‘Bluestone is a very distinctive feature of Melbourne’s streetscape, part of the daily fabric of life. There are kilometres of bluestone laneways in the city and suburbs; it’s in the foundations of many houses and buildings; it’s used for kerbs and gutters; and it’s the main material for a number of landmark buildings such as Pentridge Prison, the National Gallery of Victoria and St Patrick’s Cathedral.’ – Professor Stephanie Trigg, Australian Research Council Centre of Excellence for the History of Emotions
Bluestone (a.k.a. basalt) has been a prominent building material in Melbourne CBD and inner suburbs. It is part of the character of the city of Melbourne. Not only is it a beautiful feature, it was chosen because it is safe, environmentally sustainable as well as conserves the vintage heritage appearance.
8000 years ago, Aboriginal people from Western Victoria were using it to create eel traps and build bluestone houses.
Bluestone pavers have been a popular in Melbourne since the Gold Rush. This was due to the strength and because it is easy to work with.
Many of the earliest buildings in Melbourne such as the Melbourne Town Hall, St. Paul’s Cathedral and the paving on Collin’s Street are made from bluestone.
In preparation for the Melbourne Olympics in 1956, the council laid asphalt to freshen up the look of the city. However, by the 1970’s a lot of the asphalt was damaged and cracking. The council realised that the original bluestone was a tougher material, and since then have been trying to upgrade the the Melbourne CBD with bluestone tiles.
Nowadays, if you walk in the Melbourne CBD, you’ll notice the bluestone paving and some original bluestone paving pitchers from the 1850s. Bluestone pavers are recognisable due to Cat’s Paw (air hole features naturally created from cooling lava) adorning the surface of the bluestone tiles.
The City of Melbourne is currently allocating funding to replace asphalt footpaths with bluestone pavers. The council is focussing on replacing the walkways with sawn bluestone paving around Southbank and Docklands.
Permeable bluestone in Melbourne
Standard bluestone pavers are sealed so water can’t pass through to the base of the pavers. This means that water stays on the top of the tile and washes away dirt.
Currently, the City of Melbourne is installing permeable bluestone. This allows for water to pass through the tiles and water nearby plants and trees and improves the surrounding soil.
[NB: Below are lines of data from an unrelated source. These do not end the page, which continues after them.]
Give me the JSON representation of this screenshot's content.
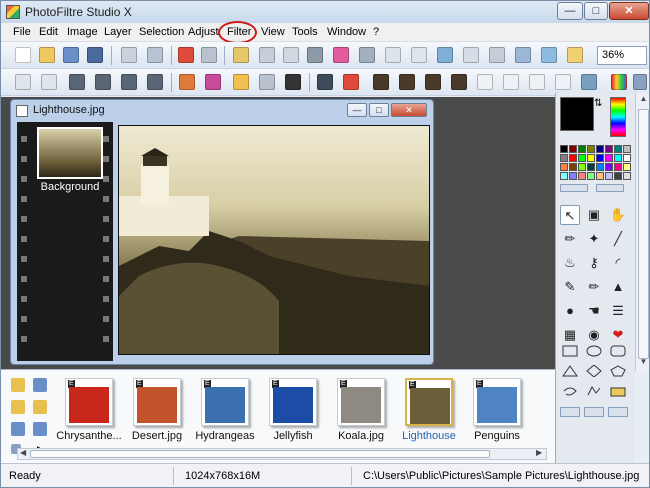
{
  "window": {
    "title": "PhotoFiltre Studio X"
  },
  "menu": [
    "File",
    "Edit",
    "Image",
    "Layer",
    "Selection",
    "Adjust",
    "Filter",
    "View",
    "Tools",
    "Window",
    "?"
  ],
  "toolbar": {
    "zoom": "36%"
  },
  "document": {
    "title": "Lighthouse.jpg",
    "layer_label": "Background"
  },
  "browser": {
    "thumbnails": [
      {
        "label": "Chrysanthe...",
        "color": "#c8281c"
      },
      {
        "label": "Desert.jpg",
        "color": "#c2532a"
      },
      {
        "label": "Hydrangeas",
        "color": "#3a6fb0"
      },
      {
        "label": "Jellyfish",
        "color": "#1c4da6"
      },
      {
        "label": "Koala.jpg",
        "color": "#8e8a82"
      },
      {
        "label": "Lighthouse",
        "color": "#6a5d38"
      },
      {
        "label": "Penguins",
        "color": "#4f84c4"
      }
    ],
    "selected": "Lighthouse"
  },
  "status": {
    "state": "Ready",
    "dimensions": "1024x768x16M",
    "path": "C:\\Users\\Public\\Pictures\\Sample Pictures\\Lighthouse.jpg"
  },
  "colors": {
    "highlight_ring": "#d01818",
    "accent": "#2a5fb0"
  }
}
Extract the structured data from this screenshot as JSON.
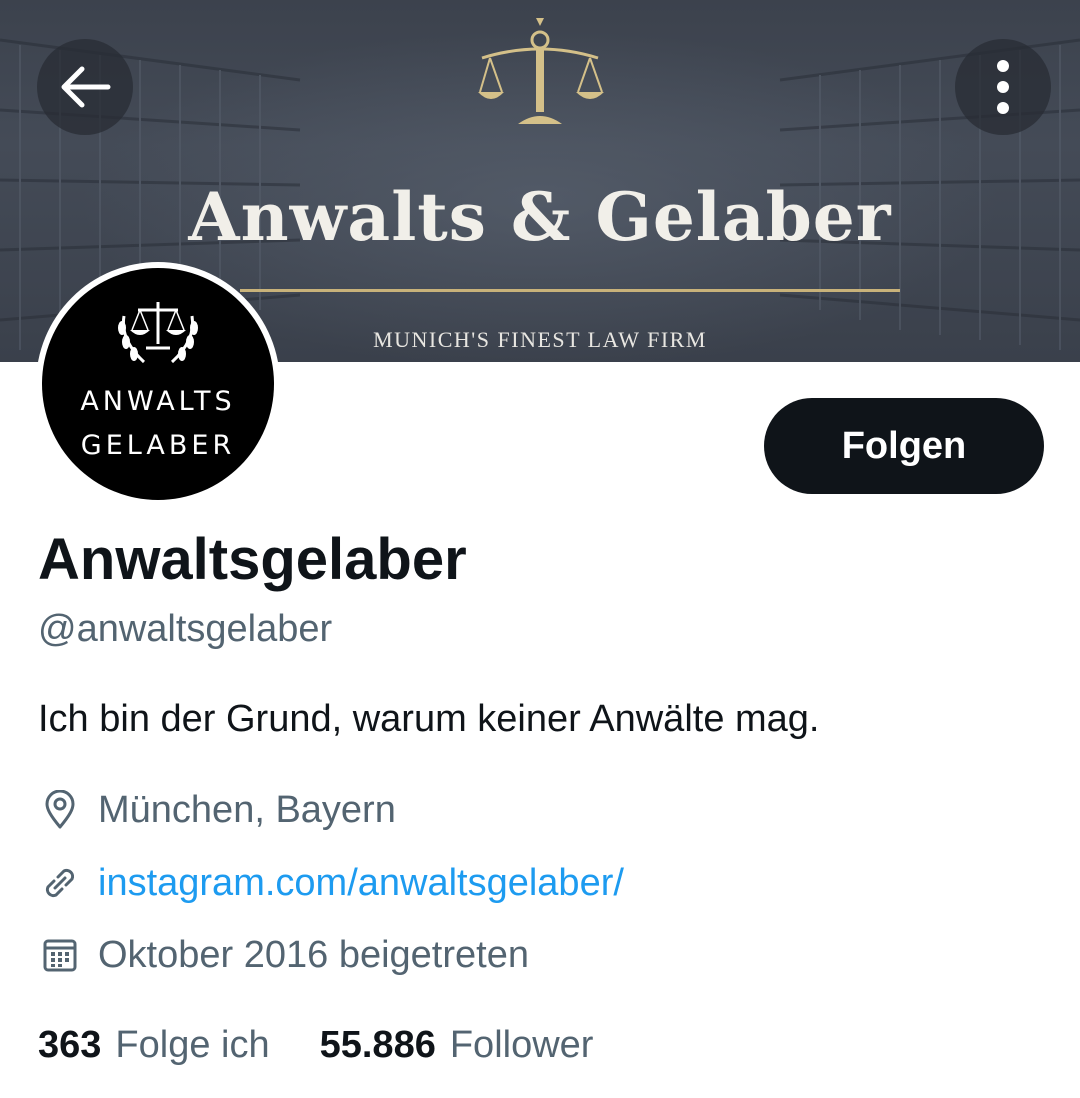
{
  "header": {
    "banner_title": "Anwalts & Gelaber",
    "banner_subtitle": "MUNICH'S FINEST LAW FIRM"
  },
  "avatar": {
    "line1": "ANWALTS",
    "line2": "GELABER"
  },
  "actions": {
    "follow_label": "Folgen"
  },
  "profile": {
    "display_name": "Anwaltsgelaber",
    "handle": "@anwaltsgelaber",
    "bio": "Ich bin der Grund, warum keiner Anwälte mag.",
    "location": "München, Bayern",
    "link": "instagram.com/anwaltsgelaber/",
    "joined": "Oktober 2016 beigetreten"
  },
  "stats": {
    "following_count": "363",
    "following_label": "Folge ich",
    "followers_count": "55.886",
    "followers_label": "Follower"
  },
  "colors": {
    "text_primary": "#0f1419",
    "text_secondary": "#536471",
    "link": "#1d9bf0",
    "gold": "#c8b27a"
  },
  "icons": [
    "back-arrow-icon",
    "more-vertical-icon",
    "scales-of-justice-icon",
    "location-pin-icon",
    "link-icon",
    "calendar-icon"
  ]
}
Picture source: City of Melbourne (http://urbanwater.melbourne.vic.gov.au/projects/permeability-infiltration/permeable-bluestone-pavement/)
On your property, you too can have permeable bluestone tiles. This can be done with laying a layer of compacted crushed rock and then laying sand on top before laying the bluestone tiles on top.
Doing so, will allow for the rain water to drain underneath without settling on the top.
If you’re interested in permeable bluestone for your property, ask your landscaper. Alternatively, if you have any questions, feel free to ask us.
Enhance your property with the practicality and classic Melbourne heritage look with bluestone: